=== Begin Enclosure ===

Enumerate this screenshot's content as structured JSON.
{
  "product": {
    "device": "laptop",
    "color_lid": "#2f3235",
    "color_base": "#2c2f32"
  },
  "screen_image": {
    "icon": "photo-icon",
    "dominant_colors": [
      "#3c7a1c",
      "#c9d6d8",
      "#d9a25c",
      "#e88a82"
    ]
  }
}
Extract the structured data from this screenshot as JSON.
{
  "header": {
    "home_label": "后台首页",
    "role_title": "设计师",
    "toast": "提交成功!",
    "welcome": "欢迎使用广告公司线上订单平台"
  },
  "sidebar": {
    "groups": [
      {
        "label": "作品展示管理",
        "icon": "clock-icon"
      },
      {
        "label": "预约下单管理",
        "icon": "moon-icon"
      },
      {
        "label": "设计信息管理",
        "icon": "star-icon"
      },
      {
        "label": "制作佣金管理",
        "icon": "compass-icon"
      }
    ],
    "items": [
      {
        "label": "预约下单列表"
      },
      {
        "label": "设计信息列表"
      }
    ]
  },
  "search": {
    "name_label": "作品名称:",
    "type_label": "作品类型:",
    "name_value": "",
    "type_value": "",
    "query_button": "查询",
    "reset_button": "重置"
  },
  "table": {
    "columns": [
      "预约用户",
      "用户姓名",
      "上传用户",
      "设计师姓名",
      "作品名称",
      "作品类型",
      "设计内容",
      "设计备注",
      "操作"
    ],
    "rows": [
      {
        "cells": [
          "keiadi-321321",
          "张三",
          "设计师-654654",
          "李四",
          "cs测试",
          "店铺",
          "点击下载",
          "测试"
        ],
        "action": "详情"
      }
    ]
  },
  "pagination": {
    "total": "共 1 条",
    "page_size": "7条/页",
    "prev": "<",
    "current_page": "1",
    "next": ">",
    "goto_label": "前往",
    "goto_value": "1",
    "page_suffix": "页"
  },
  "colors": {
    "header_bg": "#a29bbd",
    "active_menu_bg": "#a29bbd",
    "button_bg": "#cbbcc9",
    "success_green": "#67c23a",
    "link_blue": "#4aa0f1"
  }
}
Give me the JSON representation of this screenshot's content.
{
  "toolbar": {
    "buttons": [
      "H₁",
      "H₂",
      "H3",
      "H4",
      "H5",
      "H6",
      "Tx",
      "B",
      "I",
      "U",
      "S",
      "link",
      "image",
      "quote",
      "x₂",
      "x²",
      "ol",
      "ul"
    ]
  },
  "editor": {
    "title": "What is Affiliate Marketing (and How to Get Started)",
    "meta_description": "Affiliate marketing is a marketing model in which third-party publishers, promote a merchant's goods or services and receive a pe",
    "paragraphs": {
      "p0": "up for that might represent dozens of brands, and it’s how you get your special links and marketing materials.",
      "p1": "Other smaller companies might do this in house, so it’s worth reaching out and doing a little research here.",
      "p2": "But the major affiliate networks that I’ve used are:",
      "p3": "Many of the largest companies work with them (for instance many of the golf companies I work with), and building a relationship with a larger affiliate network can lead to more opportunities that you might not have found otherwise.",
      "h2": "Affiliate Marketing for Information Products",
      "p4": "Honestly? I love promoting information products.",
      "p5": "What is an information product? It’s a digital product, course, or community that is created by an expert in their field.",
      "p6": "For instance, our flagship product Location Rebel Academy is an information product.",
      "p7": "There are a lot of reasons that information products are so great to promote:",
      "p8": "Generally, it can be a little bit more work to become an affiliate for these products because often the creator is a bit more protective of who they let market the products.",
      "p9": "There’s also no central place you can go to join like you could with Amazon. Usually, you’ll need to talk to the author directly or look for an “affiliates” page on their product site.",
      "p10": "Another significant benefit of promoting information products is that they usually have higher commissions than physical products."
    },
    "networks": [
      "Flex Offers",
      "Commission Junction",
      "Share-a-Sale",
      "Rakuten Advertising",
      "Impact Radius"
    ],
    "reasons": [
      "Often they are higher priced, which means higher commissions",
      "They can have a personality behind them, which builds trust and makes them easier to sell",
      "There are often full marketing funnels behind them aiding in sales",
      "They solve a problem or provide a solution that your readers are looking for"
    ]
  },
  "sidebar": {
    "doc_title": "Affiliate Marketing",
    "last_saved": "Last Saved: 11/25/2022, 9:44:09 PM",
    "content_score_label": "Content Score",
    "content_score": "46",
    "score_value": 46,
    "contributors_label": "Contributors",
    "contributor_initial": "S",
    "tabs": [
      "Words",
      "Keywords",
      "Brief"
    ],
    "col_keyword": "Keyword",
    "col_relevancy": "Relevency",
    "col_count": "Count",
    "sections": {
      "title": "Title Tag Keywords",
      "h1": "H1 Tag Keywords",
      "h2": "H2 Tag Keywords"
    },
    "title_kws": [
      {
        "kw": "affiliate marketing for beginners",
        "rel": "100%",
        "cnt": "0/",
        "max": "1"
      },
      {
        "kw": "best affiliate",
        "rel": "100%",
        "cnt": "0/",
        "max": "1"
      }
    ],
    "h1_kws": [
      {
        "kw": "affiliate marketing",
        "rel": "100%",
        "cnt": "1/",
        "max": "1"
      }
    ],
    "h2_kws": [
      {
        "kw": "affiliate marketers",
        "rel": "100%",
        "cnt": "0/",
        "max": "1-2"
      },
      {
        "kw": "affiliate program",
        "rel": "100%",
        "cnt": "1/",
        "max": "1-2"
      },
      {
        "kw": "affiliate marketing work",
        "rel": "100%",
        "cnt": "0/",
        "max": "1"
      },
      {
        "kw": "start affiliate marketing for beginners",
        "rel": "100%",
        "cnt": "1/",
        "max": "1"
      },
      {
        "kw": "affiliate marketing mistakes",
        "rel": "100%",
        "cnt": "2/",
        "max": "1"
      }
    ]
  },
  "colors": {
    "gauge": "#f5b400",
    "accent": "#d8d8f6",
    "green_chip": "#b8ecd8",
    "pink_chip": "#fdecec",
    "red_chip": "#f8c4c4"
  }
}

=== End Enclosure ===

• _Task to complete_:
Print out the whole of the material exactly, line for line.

• _Result_:
Enumerate this screenshot's content as structured JSON.
{
  "product": {
    "device": "laptop",
    "color_lid": "#2f3235",
    "color_base": "#2c2f32"
  },
  "screen_image": {
    "icon": "photo-icon",
    "dominant_colors": [
      "#3c7a1c",
      "#c9d6d8",
      "#d9a25c",
      "#e88a82"
    ]
  }
}
Extract the structured data from this screenshot as JSON.
{
  "header": {
    "home_label": "后台首页",
    "role_title": "设计师",
    "toast": "提交成功!",
    "welcome": "欢迎使用广告公司线上订单平台"
  },
  "sidebar": {
    "groups": [
      {
        "label": "作品展示管理",
        "icon": "clock-icon"
      },
      {
        "label": "预约下单管理",
        "icon": "moon-icon"
      },
      {
        "label": "设计信息管理",
        "icon": "star-icon"
      },
      {
        "label": "制作佣金管理",
        "icon": "compass-icon"
      }
    ],
    "items": [
      {
        "label": "预约下单列表"
      },
      {
        "label": "设计信息列表"
      }
    ]
  },
  "search": {
    "name_label": "作品名称:",
    "type_label": "作品类型:",
    "name_value": "",
    "type_value": "",
    "query_button": "查询",
    "reset_button": "重置"
  },
  "table": {
    "columns": [
      "预约用户",
      "用户姓名",
      "上传用户",
      "设计师姓名",
      "作品名称",
      "作品类型",
      "设计内容",
      "设计备注",
      "操作"
    ],
    "rows": [
      {
        "cells": [
          "keiadi-321321",
          "张三",
          "设计师-654654",
          "李四",
          "cs测试",
          "店铺",
          "点击下载",
          "测试"
        ],
        "action": "详情"
      }
    ]
  },
  "pagination": {
    "total": "共 1 条",
    "page_size": "7条/页",
    "prev": "<",
    "current_page": "1",
    "next": ">",
    "goto_label": "前往",
    "goto_value": "1",
    "page_suffix": "页"
  },
  "colors": {
    "header_bg": "#a29bbd",
    "active_menu_bg": "#a29bbd",
    "button_bg": "#cbbcc9",
    "success_green": "#67c23a",
    "link_blue": "#4aa0f1"
  }
}
Give me the JSON representation of this screenshot's content.
{
  "toolbar": {
    "buttons": [
      "H₁",
      "H₂",
      "H3",
      "H4",
      "H5",
      "H6",
      "Tx",
      "B",
      "I",
      "U",
      "S",
      "link",
      "image",
      "quote",
      "x₂",
      "x²",
      "ol",
      "ul"
    ]
  },
  "editor": {
    "title": "What is Affiliate Marketing (and How to Get Started)",
    "meta_description": "Affiliate marketing is a marketing model in which third-party publishers, promote a merchant's goods or services and receive a pe",
    "paragraphs": {
      "p0": "up for that might represent dozens of brands, and it’s how you get your special links and marketing materials.",
      "p1": "Other smaller companies might do this in house, so it’s worth reaching out and doing a little research here.",
      "p2": "But the major affiliate networks that I’ve used are:",
      "p3": "Many of the largest companies work with them (for instance many of the golf companies I work with), and building a relationship with a larger affiliate network can lead to more opportunities that you might not have found otherwise.",
      "h2": "Affiliate Marketing for Information Products",
      "p4": "Honestly? I love promoting information products.",
      "p5": "What is an information product? It’s a digital product, course, or community that is created by an expert in their field.",
      "p6": "For instance, our flagship product Location Rebel Academy is an information product.",
      "p7": "There are a lot of reasons that information products are so great to promote:",
      "p8": "Generally, it can be a little bit more work to become an affiliate for these products because often the creator is a bit more protective of who they let market the products.",
      "p9": "There’s also no central place you can go to join like you could with Amazon. Usually, you’ll need to talk to the author directly or look for an “affiliates” page on their product site.",
      "p10": "Another significant benefit of promoting information products is that they usually have higher commissions than physical products."
    },
    "networks": [
      "Flex Offers",
      "Commission Junction",
      "Share-a-Sale",
      "Rakuten Advertising",
      "Impact Radius"
    ],
    "reasons": [
      "Often they are higher priced, which means higher commissions",
      "They can have a personality behind them, which builds trust and makes them easier to sell",
      "There are often full marketing funnels behind them aiding in sales",
      "They solve a problem or provide a solution that your readers are looking for"
    ]
  },
  "sidebar": {
    "doc_title": "Affiliate Marketing",
    "last_saved": "Last Saved: 11/25/2022, 9:44:09 PM",
    "content_score_label": "Content Score",
    "content_score": "46",
    "score_value": 46,
    "contributors_label": "Contributors",
    "contributor_initial": "S",
    "tabs": [
      "Words",
      "Keywords",
      "Brief"
    ],
    "col_keyword": "Keyword",
    "col_relevancy": "Relevency",
    "col_count": "Count",
    "sections": {
      "title": "Title Tag Keywords",
      "h1": "H1 Tag Keywords",
      "h2": "H2 Tag Keywords"
    },
    "title_kws": [
      {
        "kw": "affiliate marketing for beginners",
        "rel": "100%",
        "cnt": "0/",
        "max": "1"
      },
      {
        "kw": "best affiliate",
        "rel": "100%",
        "cnt": "0/",
        "max": "1"
      }
    ],
    "h1_kws": [
      {
        "kw": "affiliate marketing",
        "rel": "100%",
        "cnt": "1/",
        "max": "1"
      }
    ],
    "h2_kws": [
      {
        "kw": "affiliate marketers",
        "rel": "100%",
        "cnt": "0/",
        "max": "1-2"
      },
      {
        "kw": "affiliate program",
        "rel": "100%",
        "cnt": "1/",
        "max": "1-2"
      },
      {
        "kw": "affiliate marketing work",
        "rel": "100%",
        "cnt": "0/",
        "max": "1"
      },
      {
        "kw": "start affiliate marketing for beginners",
        "rel": "100%",
        "cnt": "1/",
        "max": "1"
      },
      {
        "kw": "affiliate marketing mistakes",
        "rel": "100%",
        "cnt": "2/",
        "max": "1"
      }
    ]
  },
  "colors": {
    "gauge": "#f5b400",
    "accent": "#d8d8f6",
    "green_chip": "#b8ecd8",
    "pink_chip": "#fdecec",
    "red_chip": "#f8c4c4"
  }
}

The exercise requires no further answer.